Qualcomm is telling U.S. policy makers their export ban won’t stop Huawei from obtaining necessary components and just risks handing billions of dollars of Huawei sales to the firm’s overseas competitors, according to a presentation reviewed by The Wall Street Journal that the San Diego-based company has been circulating around Washington.
In May of 2020, the U.S. Department of Commerce unveiled a rule that expands U.S. authority to require licenses for sales to Huawei Technologies of semiconductors made abroad with U.S. technology. The rule greatly expanded the ability of the United States to halt exports to Huawei.
The result of the rule is that Huawei is running out of smartphone chips. The company no longer has the access to the manufacturing it needs to continue making the Mate 40s Krin 9000 processor. As such, supplies of the Mate 40 smartphone will be limited.
According to The Wall Street Journal, Qualcomm is arguing that granting it a license to sell chips to Huawei would generate billions of dollars in sales for Qualcomm and help it fund development of new technologies.
Qualcomm’s lobbying effort comes after a resolution of a patent-rights dispute with Huawei. Qualcomm will receive a $1.8 billion lump-sum payment from Huawei to cover previously unpaid licensing fees. The settlement includes a multiyear agreement to license Qualcomm’s patented technologies for Huawei use.

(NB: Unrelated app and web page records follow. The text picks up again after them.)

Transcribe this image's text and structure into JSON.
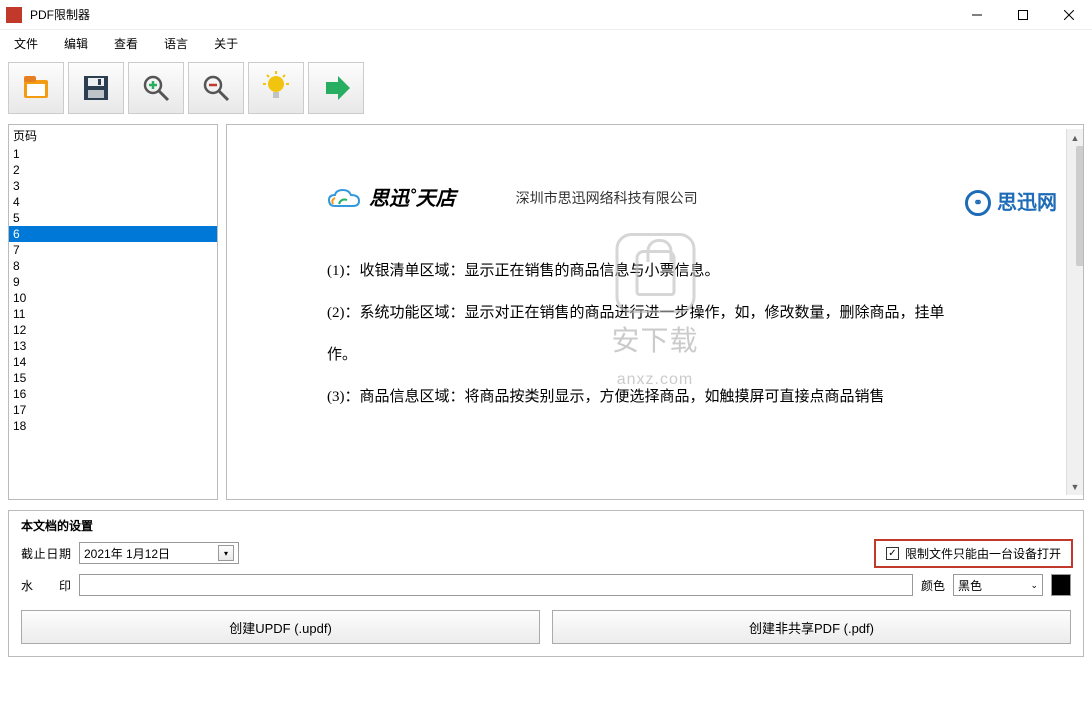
{
  "window": {
    "title": "PDF限制器"
  },
  "menu": {
    "file": "文件",
    "edit": "编辑",
    "view": "查看",
    "language": "语言",
    "about": "关于"
  },
  "sidebar": {
    "header": "页码",
    "pages": [
      "1",
      "2",
      "3",
      "4",
      "5",
      "6",
      "7",
      "8",
      "9",
      "10",
      "11",
      "12",
      "13",
      "14",
      "15",
      "16",
      "17",
      "18"
    ],
    "selected": "6"
  },
  "document": {
    "brand": "思迅˚天店",
    "company": "深圳市思迅网络科技有限公司",
    "brand_right": "思迅网",
    "line1": "(1)：收银清单区域：显示正在销售的商品信息与小票信息。",
    "line2": "(2)：系统功能区域：显示对正在销售的商品进行进一步操作，如，修改数量，删除商品，挂单",
    "line2b": "作。",
    "line3": "(3)：商品信息区域：将商品按类别显示，方便选择商品，如触摸屏可直接点商品销售"
  },
  "watermark_overlay": {
    "text_main": "安下载",
    "text_sub": "anxz.com"
  },
  "settings": {
    "title": "本文档的设置",
    "deadline_label": "截止日期",
    "deadline_value": "2021年  1月12日",
    "restrict_checked": true,
    "restrict_label": "限制文件只能由一台设备打开",
    "watermark_label": "水印",
    "watermark_value": "",
    "color_label": "颜色",
    "color_value": "黑色",
    "btn_updf": "创建UPDF (.updf)",
    "btn_pdf": "创建非共享PDF (.pdf)"
  }
}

Based on this, it seems to me that Qualcomm will have a problem if it fails to convince the U.S. government to grant it the license it is seeking. I don’t see how the company could make use of the multiyear agreement with Huawei without having that license.